More information about the research agenda, including presentations by other authors can be found here.

Critical self-reflection and driving conversations

Monday 28 May 2018

In this 4 min video, NCCC Academic Leader Dr Gabrielle Russell-Mundine gives an overview of the key ideas contained in the chapter. She highlights the importance of finding a new framework, or container for the conversation to drive cultural capability to ensure a truly transformational relationship between Aboriginal Peoples and the NSW Government.

Dr Gabrielle Russell-Mundine discusses the importance of Aboriginal peoples driving conversations about cultural capability, thinking critically about the knowledge that frames conversations and the process through which they occur.

Watch the full video.

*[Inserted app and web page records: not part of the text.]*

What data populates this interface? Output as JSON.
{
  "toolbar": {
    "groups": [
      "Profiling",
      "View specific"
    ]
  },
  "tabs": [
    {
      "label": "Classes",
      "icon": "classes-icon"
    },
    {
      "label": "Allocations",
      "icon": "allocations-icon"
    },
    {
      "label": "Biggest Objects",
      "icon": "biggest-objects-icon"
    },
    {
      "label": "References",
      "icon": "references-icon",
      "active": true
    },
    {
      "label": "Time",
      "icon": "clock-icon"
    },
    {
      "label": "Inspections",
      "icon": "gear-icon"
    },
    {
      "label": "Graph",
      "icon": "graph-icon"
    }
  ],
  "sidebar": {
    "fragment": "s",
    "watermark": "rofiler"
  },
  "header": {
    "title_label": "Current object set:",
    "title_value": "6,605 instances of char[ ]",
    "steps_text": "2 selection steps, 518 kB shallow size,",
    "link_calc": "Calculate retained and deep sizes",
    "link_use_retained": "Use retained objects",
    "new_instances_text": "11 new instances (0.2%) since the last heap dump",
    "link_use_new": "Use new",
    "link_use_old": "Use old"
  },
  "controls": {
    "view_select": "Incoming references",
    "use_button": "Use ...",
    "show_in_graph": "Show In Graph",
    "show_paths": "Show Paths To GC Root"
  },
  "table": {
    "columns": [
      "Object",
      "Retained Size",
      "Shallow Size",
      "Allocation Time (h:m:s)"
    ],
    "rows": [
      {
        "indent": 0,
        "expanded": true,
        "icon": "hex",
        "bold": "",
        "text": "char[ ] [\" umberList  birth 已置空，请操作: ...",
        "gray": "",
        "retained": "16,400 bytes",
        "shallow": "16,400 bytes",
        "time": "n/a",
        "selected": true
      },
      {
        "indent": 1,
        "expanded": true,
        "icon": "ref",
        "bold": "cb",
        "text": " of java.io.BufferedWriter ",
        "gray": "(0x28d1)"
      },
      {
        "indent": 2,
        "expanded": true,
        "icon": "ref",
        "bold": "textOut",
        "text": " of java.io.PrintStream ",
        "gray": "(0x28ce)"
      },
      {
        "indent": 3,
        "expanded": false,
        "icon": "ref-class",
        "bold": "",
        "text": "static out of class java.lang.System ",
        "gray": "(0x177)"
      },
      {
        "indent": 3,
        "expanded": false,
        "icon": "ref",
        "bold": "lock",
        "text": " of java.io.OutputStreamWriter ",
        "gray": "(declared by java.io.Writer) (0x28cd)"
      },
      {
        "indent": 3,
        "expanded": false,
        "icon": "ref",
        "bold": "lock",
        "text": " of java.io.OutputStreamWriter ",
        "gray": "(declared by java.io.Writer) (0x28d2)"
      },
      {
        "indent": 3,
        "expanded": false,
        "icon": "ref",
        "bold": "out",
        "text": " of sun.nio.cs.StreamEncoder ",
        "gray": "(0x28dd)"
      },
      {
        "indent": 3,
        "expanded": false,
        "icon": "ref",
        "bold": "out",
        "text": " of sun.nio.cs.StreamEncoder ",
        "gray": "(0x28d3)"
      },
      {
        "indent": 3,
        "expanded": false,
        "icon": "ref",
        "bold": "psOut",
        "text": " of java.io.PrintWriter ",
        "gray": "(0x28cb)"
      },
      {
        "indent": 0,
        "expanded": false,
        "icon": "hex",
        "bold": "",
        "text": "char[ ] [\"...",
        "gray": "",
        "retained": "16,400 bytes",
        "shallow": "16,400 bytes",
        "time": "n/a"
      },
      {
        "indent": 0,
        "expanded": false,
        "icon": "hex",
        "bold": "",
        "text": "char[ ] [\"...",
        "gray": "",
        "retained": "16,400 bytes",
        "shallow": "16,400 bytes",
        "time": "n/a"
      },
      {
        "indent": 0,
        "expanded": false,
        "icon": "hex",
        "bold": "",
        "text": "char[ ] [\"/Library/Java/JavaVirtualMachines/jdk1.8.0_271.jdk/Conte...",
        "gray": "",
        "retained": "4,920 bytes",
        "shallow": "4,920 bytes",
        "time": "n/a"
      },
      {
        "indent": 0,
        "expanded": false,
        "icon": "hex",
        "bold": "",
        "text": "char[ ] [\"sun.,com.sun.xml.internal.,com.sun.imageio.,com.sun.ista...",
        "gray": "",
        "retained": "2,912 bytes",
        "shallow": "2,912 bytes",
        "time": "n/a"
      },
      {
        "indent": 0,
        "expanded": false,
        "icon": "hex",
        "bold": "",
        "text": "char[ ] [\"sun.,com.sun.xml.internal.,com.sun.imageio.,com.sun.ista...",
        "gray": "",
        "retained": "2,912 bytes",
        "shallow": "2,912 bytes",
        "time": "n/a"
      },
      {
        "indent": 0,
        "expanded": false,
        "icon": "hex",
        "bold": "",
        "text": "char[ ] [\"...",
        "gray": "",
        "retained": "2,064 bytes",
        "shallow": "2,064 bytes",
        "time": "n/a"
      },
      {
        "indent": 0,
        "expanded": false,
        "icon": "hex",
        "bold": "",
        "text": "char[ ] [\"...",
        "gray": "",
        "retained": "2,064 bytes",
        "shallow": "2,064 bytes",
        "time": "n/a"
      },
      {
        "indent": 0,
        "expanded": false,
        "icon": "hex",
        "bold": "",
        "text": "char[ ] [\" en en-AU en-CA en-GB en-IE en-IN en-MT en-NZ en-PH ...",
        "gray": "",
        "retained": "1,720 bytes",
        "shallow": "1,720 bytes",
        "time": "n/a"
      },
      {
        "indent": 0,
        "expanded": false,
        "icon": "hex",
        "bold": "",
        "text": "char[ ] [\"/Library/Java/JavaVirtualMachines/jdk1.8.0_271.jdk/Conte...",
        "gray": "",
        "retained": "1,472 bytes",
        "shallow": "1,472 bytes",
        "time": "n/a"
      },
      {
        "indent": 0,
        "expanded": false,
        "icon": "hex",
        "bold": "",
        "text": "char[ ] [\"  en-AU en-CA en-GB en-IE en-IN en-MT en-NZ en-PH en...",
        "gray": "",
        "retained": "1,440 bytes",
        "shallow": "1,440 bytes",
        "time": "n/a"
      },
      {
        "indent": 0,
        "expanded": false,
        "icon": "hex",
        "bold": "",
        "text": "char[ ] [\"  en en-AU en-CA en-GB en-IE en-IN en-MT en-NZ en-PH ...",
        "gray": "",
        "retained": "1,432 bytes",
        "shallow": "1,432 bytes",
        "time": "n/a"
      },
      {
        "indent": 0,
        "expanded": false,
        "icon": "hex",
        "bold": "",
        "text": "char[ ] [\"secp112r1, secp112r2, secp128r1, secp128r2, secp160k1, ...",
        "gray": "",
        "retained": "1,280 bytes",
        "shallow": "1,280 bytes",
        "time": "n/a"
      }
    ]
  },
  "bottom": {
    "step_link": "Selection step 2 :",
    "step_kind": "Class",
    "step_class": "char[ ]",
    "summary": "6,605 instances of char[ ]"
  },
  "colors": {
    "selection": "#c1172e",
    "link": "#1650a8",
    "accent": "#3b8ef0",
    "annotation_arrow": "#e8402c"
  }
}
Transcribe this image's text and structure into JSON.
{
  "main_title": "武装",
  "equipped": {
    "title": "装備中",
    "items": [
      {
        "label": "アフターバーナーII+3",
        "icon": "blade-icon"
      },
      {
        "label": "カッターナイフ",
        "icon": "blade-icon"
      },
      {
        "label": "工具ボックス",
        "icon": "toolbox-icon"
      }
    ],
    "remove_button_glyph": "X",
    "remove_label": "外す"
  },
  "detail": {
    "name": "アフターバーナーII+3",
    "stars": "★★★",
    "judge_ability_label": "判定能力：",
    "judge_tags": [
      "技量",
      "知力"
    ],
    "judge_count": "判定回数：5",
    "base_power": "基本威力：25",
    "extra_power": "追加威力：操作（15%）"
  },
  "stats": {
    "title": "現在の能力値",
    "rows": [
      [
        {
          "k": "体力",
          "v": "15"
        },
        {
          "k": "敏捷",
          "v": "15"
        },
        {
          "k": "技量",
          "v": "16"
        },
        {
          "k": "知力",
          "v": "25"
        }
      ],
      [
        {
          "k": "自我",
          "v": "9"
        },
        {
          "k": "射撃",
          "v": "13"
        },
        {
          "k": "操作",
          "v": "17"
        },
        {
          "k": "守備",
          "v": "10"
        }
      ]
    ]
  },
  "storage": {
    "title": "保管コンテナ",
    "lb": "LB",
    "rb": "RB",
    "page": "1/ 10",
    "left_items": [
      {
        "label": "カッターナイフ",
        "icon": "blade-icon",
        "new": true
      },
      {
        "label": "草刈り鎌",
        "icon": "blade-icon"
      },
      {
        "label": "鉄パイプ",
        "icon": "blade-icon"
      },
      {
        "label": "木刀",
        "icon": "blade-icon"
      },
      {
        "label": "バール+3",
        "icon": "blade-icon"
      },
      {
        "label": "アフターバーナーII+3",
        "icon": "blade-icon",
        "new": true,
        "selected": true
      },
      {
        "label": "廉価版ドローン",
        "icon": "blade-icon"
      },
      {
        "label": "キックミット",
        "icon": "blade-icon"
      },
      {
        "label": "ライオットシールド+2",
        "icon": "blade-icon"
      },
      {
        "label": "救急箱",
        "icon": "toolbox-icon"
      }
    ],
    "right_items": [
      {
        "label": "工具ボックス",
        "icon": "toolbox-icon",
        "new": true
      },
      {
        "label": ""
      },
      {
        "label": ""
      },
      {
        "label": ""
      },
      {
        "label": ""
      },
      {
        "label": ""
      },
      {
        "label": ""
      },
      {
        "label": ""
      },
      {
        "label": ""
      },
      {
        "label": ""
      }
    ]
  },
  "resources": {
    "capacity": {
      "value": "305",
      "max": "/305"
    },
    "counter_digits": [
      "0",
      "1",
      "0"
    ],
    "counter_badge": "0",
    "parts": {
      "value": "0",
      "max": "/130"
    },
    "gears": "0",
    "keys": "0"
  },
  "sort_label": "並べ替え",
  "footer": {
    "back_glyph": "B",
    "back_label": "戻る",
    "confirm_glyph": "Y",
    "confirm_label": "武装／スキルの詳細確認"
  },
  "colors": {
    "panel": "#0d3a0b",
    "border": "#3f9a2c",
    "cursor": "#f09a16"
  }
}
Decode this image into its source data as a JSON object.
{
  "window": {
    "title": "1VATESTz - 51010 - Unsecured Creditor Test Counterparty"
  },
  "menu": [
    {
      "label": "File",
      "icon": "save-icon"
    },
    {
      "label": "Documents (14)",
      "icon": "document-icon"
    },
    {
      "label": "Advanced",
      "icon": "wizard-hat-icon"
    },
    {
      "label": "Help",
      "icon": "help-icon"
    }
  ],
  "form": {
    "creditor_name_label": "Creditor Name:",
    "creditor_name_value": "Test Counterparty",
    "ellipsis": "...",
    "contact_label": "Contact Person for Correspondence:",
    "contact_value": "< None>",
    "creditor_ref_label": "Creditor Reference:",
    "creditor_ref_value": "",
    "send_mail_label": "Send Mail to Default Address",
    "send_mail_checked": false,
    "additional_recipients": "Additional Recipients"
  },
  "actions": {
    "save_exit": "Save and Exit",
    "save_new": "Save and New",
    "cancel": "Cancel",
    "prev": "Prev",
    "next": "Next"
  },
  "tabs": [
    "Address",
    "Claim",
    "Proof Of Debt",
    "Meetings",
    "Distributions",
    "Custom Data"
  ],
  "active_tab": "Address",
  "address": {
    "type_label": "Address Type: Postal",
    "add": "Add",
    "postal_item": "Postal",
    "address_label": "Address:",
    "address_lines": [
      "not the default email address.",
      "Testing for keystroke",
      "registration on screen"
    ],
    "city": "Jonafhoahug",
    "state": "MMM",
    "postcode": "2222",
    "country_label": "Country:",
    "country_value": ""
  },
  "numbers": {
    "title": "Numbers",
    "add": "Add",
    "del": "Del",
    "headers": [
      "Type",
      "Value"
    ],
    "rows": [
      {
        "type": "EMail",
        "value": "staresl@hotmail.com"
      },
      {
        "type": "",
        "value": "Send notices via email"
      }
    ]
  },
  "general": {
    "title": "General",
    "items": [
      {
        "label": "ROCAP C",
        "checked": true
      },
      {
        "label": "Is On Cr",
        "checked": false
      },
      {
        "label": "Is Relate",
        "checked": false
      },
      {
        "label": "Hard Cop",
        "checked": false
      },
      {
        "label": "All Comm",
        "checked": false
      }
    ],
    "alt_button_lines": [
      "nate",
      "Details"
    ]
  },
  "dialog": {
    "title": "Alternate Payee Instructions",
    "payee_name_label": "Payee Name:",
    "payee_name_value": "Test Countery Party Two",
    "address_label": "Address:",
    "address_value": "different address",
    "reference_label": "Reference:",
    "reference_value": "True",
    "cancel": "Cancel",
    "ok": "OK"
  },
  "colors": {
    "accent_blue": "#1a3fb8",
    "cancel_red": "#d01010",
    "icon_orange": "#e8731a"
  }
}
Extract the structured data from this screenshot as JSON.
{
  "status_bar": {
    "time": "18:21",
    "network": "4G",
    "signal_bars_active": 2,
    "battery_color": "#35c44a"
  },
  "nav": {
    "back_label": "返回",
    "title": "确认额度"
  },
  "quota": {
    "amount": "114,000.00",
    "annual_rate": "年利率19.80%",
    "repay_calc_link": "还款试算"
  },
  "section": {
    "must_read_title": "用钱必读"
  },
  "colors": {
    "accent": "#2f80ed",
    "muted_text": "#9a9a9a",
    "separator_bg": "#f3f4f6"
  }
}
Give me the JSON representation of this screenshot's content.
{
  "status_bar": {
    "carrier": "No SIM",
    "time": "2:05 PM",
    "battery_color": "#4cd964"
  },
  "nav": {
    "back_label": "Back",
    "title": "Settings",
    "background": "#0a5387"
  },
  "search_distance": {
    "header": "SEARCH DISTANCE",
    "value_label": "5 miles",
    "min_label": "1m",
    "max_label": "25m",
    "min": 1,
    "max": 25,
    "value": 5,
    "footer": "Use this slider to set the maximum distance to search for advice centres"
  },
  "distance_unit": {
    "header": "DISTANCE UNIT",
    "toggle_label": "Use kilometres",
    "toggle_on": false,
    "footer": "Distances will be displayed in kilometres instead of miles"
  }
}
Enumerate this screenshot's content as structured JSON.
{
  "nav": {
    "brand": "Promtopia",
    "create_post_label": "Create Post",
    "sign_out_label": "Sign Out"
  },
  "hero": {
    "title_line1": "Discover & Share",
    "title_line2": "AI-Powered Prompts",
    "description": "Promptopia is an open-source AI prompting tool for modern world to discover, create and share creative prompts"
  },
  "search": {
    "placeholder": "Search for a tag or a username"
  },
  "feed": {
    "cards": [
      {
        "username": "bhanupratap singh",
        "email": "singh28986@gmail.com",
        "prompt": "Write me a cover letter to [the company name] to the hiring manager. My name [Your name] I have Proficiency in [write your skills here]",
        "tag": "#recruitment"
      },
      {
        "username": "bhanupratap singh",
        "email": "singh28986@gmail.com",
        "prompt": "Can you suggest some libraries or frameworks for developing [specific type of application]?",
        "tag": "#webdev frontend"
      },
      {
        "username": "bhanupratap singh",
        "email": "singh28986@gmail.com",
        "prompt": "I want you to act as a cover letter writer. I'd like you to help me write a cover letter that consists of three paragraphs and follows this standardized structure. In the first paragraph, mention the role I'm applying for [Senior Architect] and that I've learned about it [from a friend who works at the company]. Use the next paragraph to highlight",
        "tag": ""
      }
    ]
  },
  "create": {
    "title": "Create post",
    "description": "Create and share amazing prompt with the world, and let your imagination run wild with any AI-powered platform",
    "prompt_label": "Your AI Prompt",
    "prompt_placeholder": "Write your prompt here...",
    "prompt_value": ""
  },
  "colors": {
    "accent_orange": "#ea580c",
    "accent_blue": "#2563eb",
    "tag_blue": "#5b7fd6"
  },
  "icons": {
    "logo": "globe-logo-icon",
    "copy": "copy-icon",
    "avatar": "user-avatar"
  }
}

New narratives in Aboriginal Affairs and the NSW Government

Thursday 24 May 2018

The Department of Aboriginal Affairs NSW recently released its research agenda Transforming the relationship between Aboriginal peoples and the NSW Government 2018-2023.

The agenda reflects a desire for a new narrative in Aboriginal affairs and demonstrates commitment to embedding Aboriginal voices and perspectives into policy development and implementation.

A series of workshops is being held around NSW and ACT to bring together the key contributors to the Aboriginal Affairs NSW research agenda, to provide an opportunity for students, academics, policymakers, practitioners, and community members interested in Aboriginal affairs policy reform in NSW to hear about the policy and research findings of their work and to discuss research implications.

Dr Gabrielle Russell-Mundine who, together with Professor Juanita Sherwood, Acting DVCISS and Academic Director of the NCCC is on the NSW Advisory Group on Aboriginal Affairs Research, contributed a chapter to the research agenda on the Cultural Capability of Public Servants.

National Reconciliation Week: Why history matters

22 May 2018
From 27 May to 3 June, Australians across the country are invited to learn more about Aboriginal and Torres Strait Islander cultures and histories, to share that knowledge and help us grow as a nation.

Acting Deputy Vice-Chancellor (Indigenous Strategy and Services) Professor Juanita Sherwood says the University has embraced National Reconciliation Week’s call to action.

“This year, for the first time, we’ll hold our flag raising ceremony and Hands of Reconciliation on Cadigal Green – formerly the marsh of Blackwattle Creek and a source of fresh water and fishing for Aboriginal people prior to invasion,” Professor Sherwood, a descendant of the Wiradjuri Nation, said.

“We invite students, staff, alumni and our local community to join us on 28 May, to reflect on the important ceremonial and spiritual connections this land held for its original custodians, the Aboriginal history of the University and what it means for us now and into the future.”